(2) Erving Goffman. 1961. Asylums: Essays on the Social Situation of Mental Patients and Other Inmates. New York: Aldine de Gruyter.
(3) See the two journal issues devoted to “Nouvelles formes de domination dans le travail” (“New forms of domination in work”), Actes de la recherche en sciences sociales, nos. 114, September 1996, and 115, December 1996, especially the introduction by Gabrielle Balazs and Michel Pialoux, “Crise du travail et crise du politique” [Work crisis and political crisis], no. 114: p.3-4.
Translated by Jeremy J. ShapiroLa globalización en La BitBliotecaLa nouvelle vulgate planétaire (dans le Monde diplomatique)

Friday, September 19, 2008

Neoliberalism and Apartheid Economy

Reposting from Thursday, January 24, 2008

They are the negros of our "world class economy" . . . the pariahs in our market fundamentalism dreams.
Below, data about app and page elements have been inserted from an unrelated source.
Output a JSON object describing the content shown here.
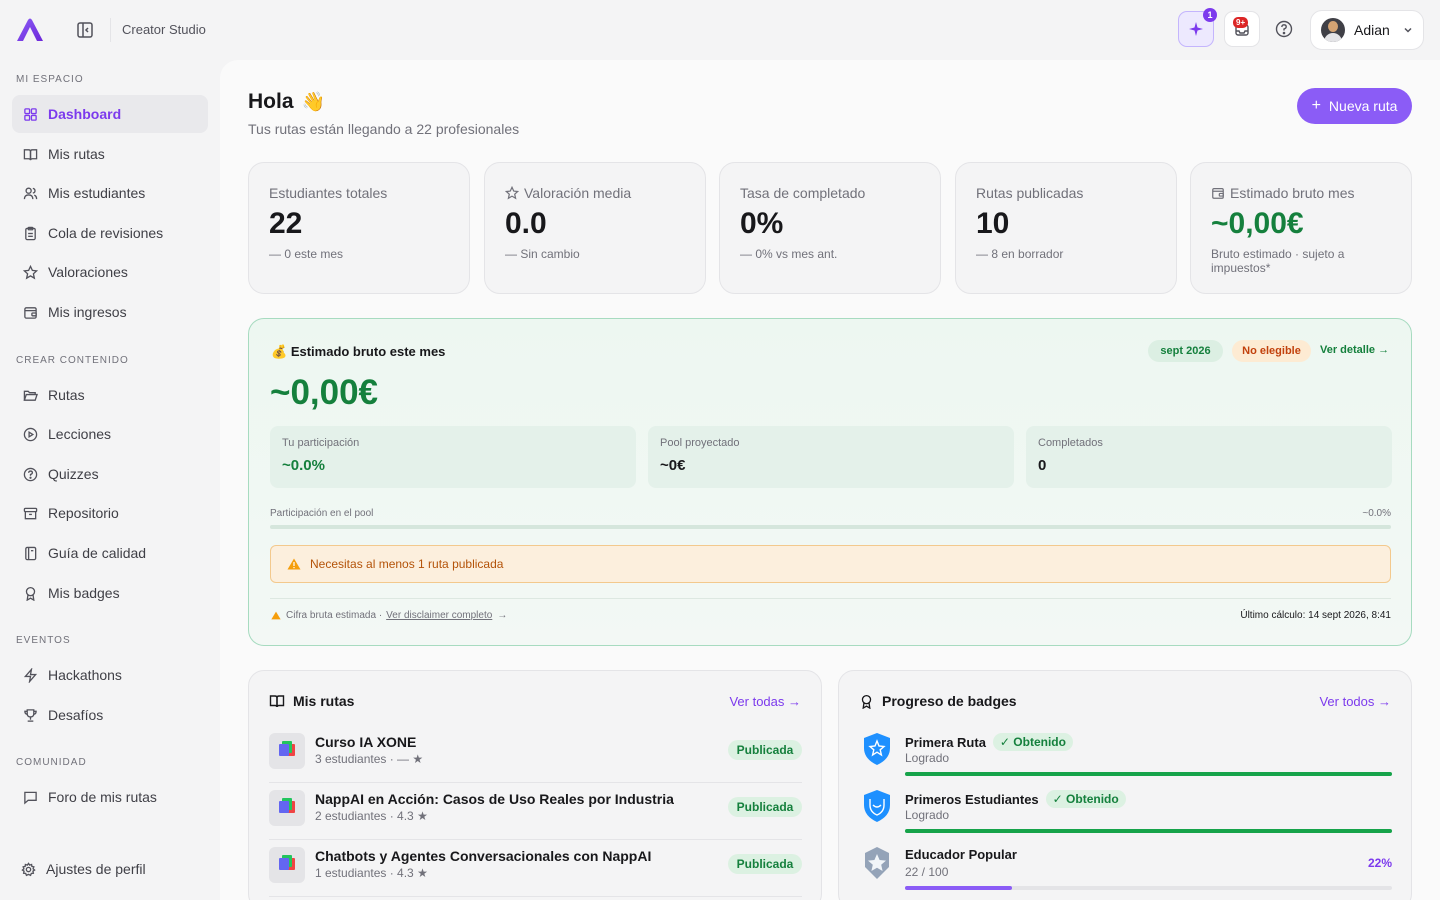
{
  "topbar": {
    "brand": "Creator Studio",
    "ai_badge": "1",
    "notif_badge": "9+",
    "user_name": "Adian"
  },
  "sidebar": {
    "sections": {
      "mi_espacio": "MI ESPACIO",
      "crear": "CREAR CONTENIDO",
      "eventos": "EVENTOS",
      "comunidad": "COMUNIDAD"
    },
    "items": {
      "dashboard": "Dashboard",
      "rutas_mis": "Mis rutas",
      "estudiantes": "Mis estudiantes",
      "revisiones": "Cola de revisiones",
      "valoraciones": "Valoraciones",
      "ingresos": "Mis ingresos",
      "rutas": "Rutas",
      "lecciones": "Lecciones",
      "quizzes": "Quizzes",
      "repositorio": "Repositorio",
      "calidad": "Guía de calidad",
      "badges": "Mis badges",
      "hackathons": "Hackathons",
      "desafios": "Desafíos",
      "foro": "Foro de mis rutas",
      "ajustes": "Ajustes de perfil"
    }
  },
  "header": {
    "greeting": "Hola",
    "wave": "👋",
    "subtitle": "Tus rutas están llegando a 22 profesionales",
    "new_button": "Nueva ruta"
  },
  "stats": [
    {
      "label": "Estudiantes totales",
      "value": "22",
      "sub": "— 0 este mes"
    },
    {
      "label": "Valoración media",
      "value": "0.0",
      "sub": "— Sin cambio"
    },
    {
      "label": "Tasa de completado",
      "value": "0%",
      "sub": "— 0% vs mes ant."
    },
    {
      "label": "Rutas publicadas",
      "value": "10",
      "sub": "— 8 en borrador"
    },
    {
      "label": "Estimado bruto mes",
      "value": "~0,00€",
      "sub": "Bruto estimado · sujeto a impuestos*"
    }
  ],
  "earnings": {
    "icon": "💰",
    "title": "Estimado bruto este mes",
    "date_pill": "sept 2026",
    "status_pill": "No elegible",
    "detail_link": "Ver detalle →",
    "amount": "~0,00€",
    "metrics": [
      {
        "label": "Tu participación",
        "value": "~0.0%"
      },
      {
        "label": "Pool proyectado",
        "value": "~0€"
      },
      {
        "label": "Completados",
        "value": "0"
      }
    ],
    "pool_label": "Participación en el pool",
    "pool_pct": "~0.0%",
    "pool_fraction": 0,
    "warning": "Necesitas al menos 1 ruta publicada",
    "disclaimer": "Cifra bruta estimada ·",
    "disclaimer_link": "Ver disclaimer completo",
    "last_calc": "Último cálculo: 14 sept 2026, 8:41"
  },
  "routes": {
    "title": "Mis rutas",
    "link": "Ver todas →",
    "items": [
      {
        "title": "Curso IA XONE",
        "sub": "3 estudiantes · — ★",
        "status": "Publicada"
      },
      {
        "title": "NappAI en Acción: Casos de Uso Reales por Industria",
        "sub": "2 estudiantes · 4.3 ★",
        "status": "Publicada"
      },
      {
        "title": "Chatbots y Agentes Conversacionales con NappAI",
        "sub": "1 estudiantes · 4.3 ★",
        "status": "Publicada"
      }
    ]
  },
  "badges": {
    "title": "Progreso de badges",
    "link": "Ver todos →",
    "items": [
      {
        "name": "Primera Ruta",
        "tag": "✓ Obtenido",
        "sub": "Logrado",
        "progress": 1.0
      },
      {
        "name": "Primeros Estudiantes",
        "tag": "✓ Obtenido",
        "sub": "Logrado",
        "progress": 1.0
      },
      {
        "name": "Educador Popular",
        "sub": "22 / 100",
        "pct": "22%",
        "progress": 0.22
      }
    ]
  },
  "colors": {
    "accent": "#8b5cf6",
    "success": "#15803d",
    "warning": "#b45309"
  }
}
While we are chasing our own version of American Dream, joining the bandwagon of globalization, and pursuing our place in a world-class community, here are pictures of the other side of us all, to whom we -- the market winners and worshipers -- always makes claims that we are hearing them (but never listening), looking at them (without ever seeing), talking to them (yet, without speaking) .
Because we are too far high, in our five-star neoliberalism dreamland . . . we are moving toward (what Richard Freeman puts it) an "apartheid economy" . More and more portion of Indonesian population has been progressively excluded from the economy, by the instrumental rationality of neoliberalism and market forces, marginalized from the never-ending circuit of money-commodity-more money, doomed to become the pariah or decaying sub-population of our fast modernizing Indonesian economy. They've been treated as subhuman, the "negros" in our "world-class economy". Their kids have been separated from the kids of our "world-class schools and universities", they've been denied from the rights for descent and civilized public health services.
The invicible hand of the sacred market made the "unmarketable poor" invicible . . .
They've been evicted from their houses and sidewalks miniscale mall, for the rich need more space for luxurious housing, convenience traffic, and picturesque American-style urban sceneries -- they are forbiden from wandering into our "world-class" malls or shopping arcades that once were public spaces. Their demands, for better wages and treatments, tend to be supressed, and silenced by labeling them as the ghost of long-gone communists movement -- all for the sake of creating a better investment climate.

Indeed, the invisible hand of our market treats them without human face. On the contrary, the invisible hand made the "unmarketable have-nots" invisible. They are the negros of the Indonesian neoliberal seconomy, and are the pariahs in our market fundamentalism grandnarrative.

Despite the rhetoric of the market fundamentalists, facts suggest the persistence of high levels of poverty even though there is more than enough resources to prevent it.
Poverty is a social construction, not an objective reality. This can be taken to means that poverty is socially created and reproduced, it involves interplays among social and political groups on an unlevel power-playing fields. The ways in which control, use and access to the economic resources are instrinsically part of the reasons why so many people down and out on our big cities streets -- and could not (re)gain further access to economic resources.